Hampton said her favorite part of the Bazelton apartments were the large, historic windows and the amount of natural light the apartments would receive.
Those looking for holiday decorating ideas looked no further than the homes of Danielle and Nathan Scott and Sheila and Gary Allender.
The Scott home let adults step into the world of Dr. Seuss as the home was decorated like Whoville. “We grew up with Dr. Seuss, we wanted whimsical and bright colors,” said Danielle. Danielle began working on the designs about a year ago. “I had a vision of what I wanted and we put it together,” she said.
The end result had guests gasping and saying “this is so cute!”
Last, but certainly not least on the tour was the Allender home. Sheila Allender’s home was bursting with holiday cheer. “This is how I decorate every year,” she said when asked if she had stepped up her holiday game for the tour. “Everything here is what I use every year, we just change it up to make it look different.”
Allender said she was thrilled to show her house and share some of her inspiration during the most festive time of the year.

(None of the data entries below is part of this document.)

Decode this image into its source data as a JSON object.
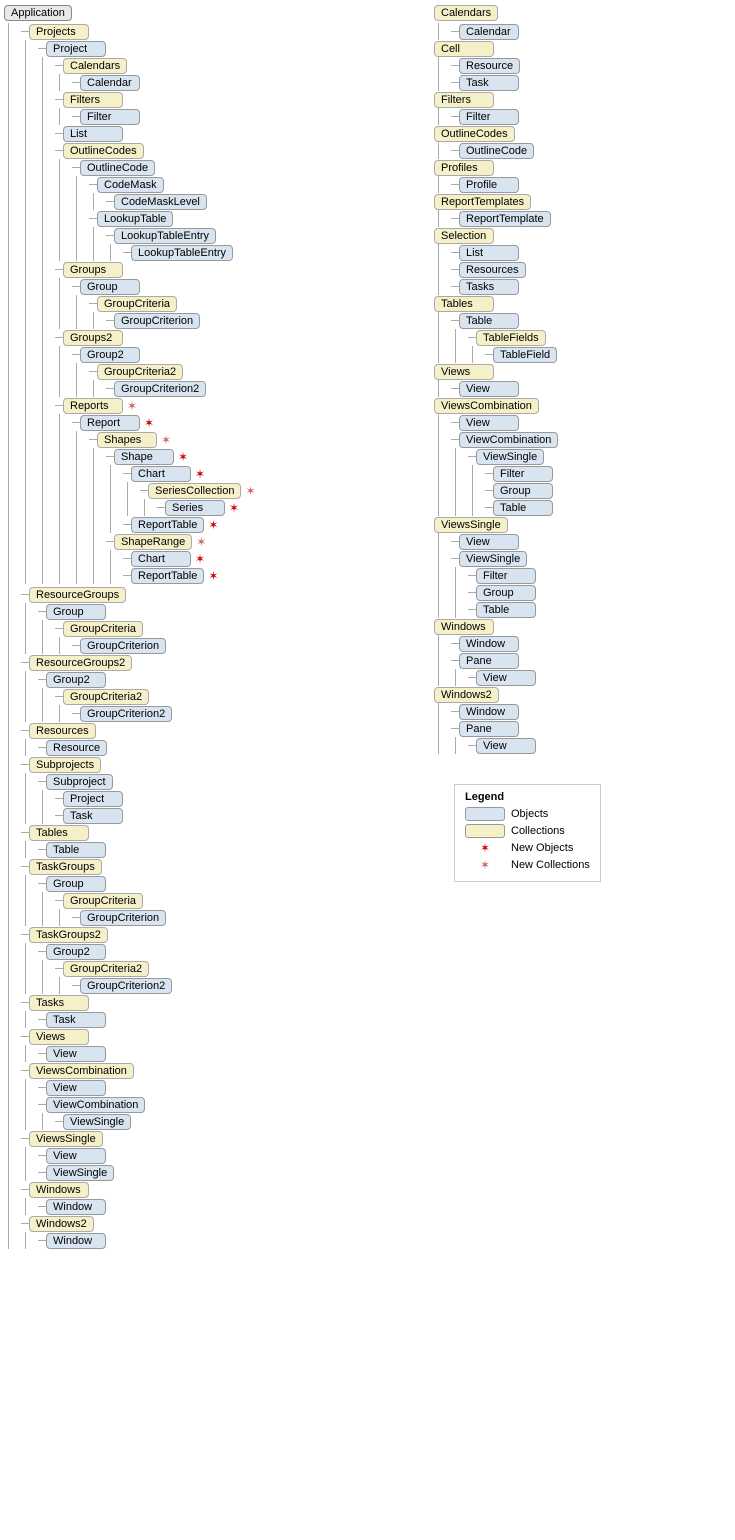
{
  "title": "Application",
  "left": {
    "root": "Application",
    "tree": [
      {
        "label": "Projects",
        "type": "collection",
        "indent": 0,
        "children": [
          {
            "label": "Project",
            "type": "object",
            "indent": 1,
            "children": [
              {
                "label": "Calendars",
                "type": "collection",
                "indent": 2,
                "children": [
                  {
                    "label": "Calendar",
                    "type": "object",
                    "indent": 3
                  }
                ]
              },
              {
                "label": "Filters",
                "type": "collection",
                "indent": 2,
                "children": [
                  {
                    "label": "Filter",
                    "type": "object",
                    "indent": 3
                  }
                ]
              },
              {
                "label": "List",
                "type": "object",
                "indent": 2
              },
              {
                "label": "OutlineCodes",
                "type": "collection",
                "indent": 2,
                "children": [
                  {
                    "label": "OutlineCode",
                    "type": "object",
                    "indent": 3,
                    "children": [
                      {
                        "label": "CodeMask",
                        "type": "object",
                        "indent": 4,
                        "children": [
                          {
                            "label": "CodeMaskLevel",
                            "type": "object",
                            "indent": 5
                          }
                        ]
                      },
                      {
                        "label": "LookupTable",
                        "type": "object",
                        "indent": 4,
                        "children": [
                          {
                            "label": "LookupTableEntry",
                            "type": "object",
                            "indent": 5,
                            "children": [
                              {
                                "label": "LookupTableEntry",
                                "type": "object",
                                "indent": 6
                              }
                            ]
                          }
                        ]
                      }
                    ]
                  }
                ]
              },
              {
                "label": "Groups",
                "type": "collection",
                "indent": 2,
                "children": [
                  {
                    "label": "Group",
                    "type": "object",
                    "indent": 3,
                    "children": [
                      {
                        "label": "GroupCriteria",
                        "type": "collection",
                        "indent": 4,
                        "children": [
                          {
                            "label": "GroupCriterion",
                            "type": "object",
                            "indent": 5
                          }
                        ]
                      }
                    ]
                  }
                ]
              },
              {
                "label": "Groups2",
                "type": "collection",
                "indent": 2,
                "children": [
                  {
                    "label": "Group2",
                    "type": "object",
                    "indent": 3,
                    "children": [
                      {
                        "label": "GroupCriteria2",
                        "type": "collection",
                        "indent": 4,
                        "children": [
                          {
                            "label": "GroupCriterion2",
                            "type": "object",
                            "indent": 5
                          }
                        ]
                      }
                    ]
                  }
                ]
              },
              {
                "label": "Reports",
                "type": "collection",
                "indent": 2,
                "star": "collection",
                "children": [
                  {
                    "label": "Report",
                    "type": "object",
                    "indent": 3,
                    "star": "object",
                    "children": [
                      {
                        "label": "Shapes",
                        "type": "collection",
                        "indent": 4,
                        "star": "collection",
                        "children": [
                          {
                            "label": "Shape",
                            "type": "object",
                            "indent": 5,
                            "star": "object",
                            "children": [
                              {
                                "label": "Chart",
                                "type": "object",
                                "indent": 6,
                                "star": "object",
                                "children": [
                                  {
                                    "label": "SeriesCollection",
                                    "type": "collection",
                                    "indent": 7,
                                    "star": "collection",
                                    "children": [
                                      {
                                        "label": "Series",
                                        "type": "object",
                                        "indent": 8,
                                        "star": "object"
                                      }
                                    ]
                                  }
                                ]
                              },
                              {
                                "label": "ReportTable",
                                "type": "object",
                                "indent": 6,
                                "star": "object"
                              }
                            ]
                          },
                          {
                            "label": "ShapeRange",
                            "type": "collection",
                            "indent": 5,
                            "star": "collection",
                            "children": [
                              {
                                "label": "Chart",
                                "type": "object",
                                "indent": 6,
                                "star": "object"
                              },
                              {
                                "label": "ReportTable",
                                "type": "object",
                                "indent": 6,
                                "star": "object"
                              }
                            ]
                          }
                        ]
                      }
                    ]
                  }
                ]
              }
            ]
          }
        ]
      },
      {
        "label": "ResourceGroups",
        "type": "collection",
        "indent": 0,
        "children": [
          {
            "label": "Group",
            "type": "object",
            "indent": 1,
            "children": [
              {
                "label": "GroupCriteria",
                "type": "collection",
                "indent": 2,
                "children": [
                  {
                    "label": "GroupCriterion",
                    "type": "object",
                    "indent": 3
                  }
                ]
              }
            ]
          }
        ]
      },
      {
        "label": "ResourceGroups2",
        "type": "collection",
        "indent": 0,
        "children": [
          {
            "label": "Group2",
            "type": "object",
            "indent": 1,
            "children": [
              {
                "label": "GroupCriteria2",
                "type": "collection",
                "indent": 2,
                "children": [
                  {
                    "label": "GroupCriterion2",
                    "type": "object",
                    "indent": 3
                  }
                ]
              }
            ]
          }
        ]
      },
      {
        "label": "Resources",
        "type": "collection",
        "indent": 0,
        "children": [
          {
            "label": "Resource",
            "type": "object",
            "indent": 1
          }
        ]
      },
      {
        "label": "Subprojects",
        "type": "collection",
        "indent": 0,
        "children": [
          {
            "label": "Subproject",
            "type": "object",
            "indent": 1,
            "children": [
              {
                "label": "Project",
                "type": "object",
                "indent": 2
              },
              {
                "label": "Task",
                "type": "object",
                "indent": 2
              }
            ]
          }
        ]
      },
      {
        "label": "Tables",
        "type": "collection",
        "indent": 0,
        "children": [
          {
            "label": "Table",
            "type": "object",
            "indent": 1
          }
        ]
      },
      {
        "label": "TaskGroups",
        "type": "collection",
        "indent": 0,
        "children": [
          {
            "label": "Group",
            "type": "object",
            "indent": 1,
            "children": [
              {
                "label": "GroupCriteria",
                "type": "collection",
                "indent": 2,
                "children": [
                  {
                    "label": "GroupCriterion",
                    "type": "object",
                    "indent": 3
                  }
                ]
              }
            ]
          }
        ]
      },
      {
        "label": "TaskGroups2",
        "type": "collection",
        "indent": 0,
        "children": [
          {
            "label": "Group2",
            "type": "object",
            "indent": 1,
            "children": [
              {
                "label": "GroupCriteria2",
                "type": "collection",
                "indent": 2,
                "children": [
                  {
                    "label": "GroupCriterion2",
                    "type": "object",
                    "indent": 3
                  }
                ]
              }
            ]
          }
        ]
      },
      {
        "label": "Tasks",
        "type": "collection",
        "indent": 0,
        "children": [
          {
            "label": "Task",
            "type": "object",
            "indent": 1
          }
        ]
      },
      {
        "label": "Views",
        "type": "collection",
        "indent": 0,
        "children": [
          {
            "label": "View",
            "type": "object",
            "indent": 1
          }
        ]
      },
      {
        "label": "ViewsCombination",
        "type": "collection",
        "indent": 0,
        "children": [
          {
            "label": "View",
            "type": "object",
            "indent": 1
          },
          {
            "label": "ViewCombination",
            "type": "object",
            "indent": 1,
            "children": [
              {
                "label": "ViewSingle",
                "type": "object",
                "indent": 2
              }
            ]
          }
        ]
      },
      {
        "label": "ViewsSingle",
        "type": "collection",
        "indent": 0,
        "children": [
          {
            "label": "View",
            "type": "object",
            "indent": 1
          },
          {
            "label": "ViewSingle",
            "type": "object",
            "indent": 1
          }
        ]
      },
      {
        "label": "Windows",
        "type": "collection",
        "indent": 0,
        "children": [
          {
            "label": "Window",
            "type": "object",
            "indent": 1
          }
        ]
      },
      {
        "label": "Windows2",
        "type": "collection",
        "indent": 0,
        "children": [
          {
            "label": "Window",
            "type": "object",
            "indent": 1
          }
        ]
      }
    ]
  },
  "right": {
    "tree": [
      {
        "label": "Calendars",
        "type": "collection",
        "children": [
          {
            "label": "Calendar",
            "type": "object"
          }
        ]
      },
      {
        "label": "Cell",
        "type": "collection",
        "children": [
          {
            "label": "Resource",
            "type": "object"
          },
          {
            "label": "Task",
            "type": "object"
          }
        ]
      },
      {
        "label": "Filters",
        "type": "collection",
        "children": [
          {
            "label": "Filter",
            "type": "object"
          }
        ]
      },
      {
        "label": "OutlineCodes",
        "type": "collection",
        "children": [
          {
            "label": "OutlineCode",
            "type": "object"
          }
        ]
      },
      {
        "label": "Profiles",
        "type": "collection",
        "children": [
          {
            "label": "Profile",
            "type": "object"
          }
        ]
      },
      {
        "label": "ReportTemplates",
        "type": "collection",
        "children": [
          {
            "label": "ReportTemplate",
            "type": "object"
          }
        ]
      },
      {
        "label": "Selection",
        "type": "collection",
        "children": [
          {
            "label": "List",
            "type": "object"
          },
          {
            "label": "Resources",
            "type": "object"
          },
          {
            "label": "Tasks",
            "type": "object"
          }
        ]
      },
      {
        "label": "Tables",
        "type": "collection",
        "children": [
          {
            "label": "Table",
            "type": "object",
            "children": [
              {
                "label": "TableFields",
                "type": "collection",
                "children": [
                  {
                    "label": "TableField",
                    "type": "object"
                  }
                ]
              }
            ]
          }
        ]
      },
      {
        "label": "Views",
        "type": "collection",
        "children": [
          {
            "label": "View",
            "type": "object"
          }
        ]
      },
      {
        "label": "ViewsCombination",
        "type": "collection",
        "children": [
          {
            "label": "View",
            "type": "object"
          },
          {
            "label": "ViewCombination",
            "type": "object",
            "children": [
              {
                "label": "ViewSingle",
                "type": "object",
                "children": [
                  {
                    "label": "Filter",
                    "type": "object"
                  },
                  {
                    "label": "Group",
                    "type": "object"
                  },
                  {
                    "label": "Table",
                    "type": "object"
                  }
                ]
              }
            ]
          }
        ]
      },
      {
        "label": "ViewsSingle",
        "type": "collection",
        "children": [
          {
            "label": "View",
            "type": "object"
          },
          {
            "label": "ViewSingle",
            "type": "object",
            "children": [
              {
                "label": "Filter",
                "type": "object"
              },
              {
                "label": "Group",
                "type": "object"
              },
              {
                "label": "Table",
                "type": "object"
              }
            ]
          }
        ]
      },
      {
        "label": "Windows",
        "type": "collection",
        "children": [
          {
            "label": "Window",
            "type": "object"
          },
          {
            "label": "Pane",
            "type": "object",
            "children": [
              {
                "label": "View",
                "type": "object"
              }
            ]
          }
        ]
      },
      {
        "label": "Windows2",
        "type": "collection",
        "children": [
          {
            "label": "Window",
            "type": "object"
          },
          {
            "label": "Pane",
            "type": "object",
            "children": [
              {
                "label": "View",
                "type": "object"
              }
            ]
          }
        ]
      }
    ]
  },
  "legend": {
    "title": "Legend",
    "items": [
      {
        "label": "Objects",
        "type": "object"
      },
      {
        "label": "Collections",
        "type": "collection"
      },
      {
        "label": "New Objects",
        "type": "new-object"
      },
      {
        "label": "New Collections",
        "type": "new-collection"
      }
    ]
  }
}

The tour, which is presented by T.T.T. is the organizations main fundraiser. Funds from Sunday’s event will go towards helping to send girls to camp.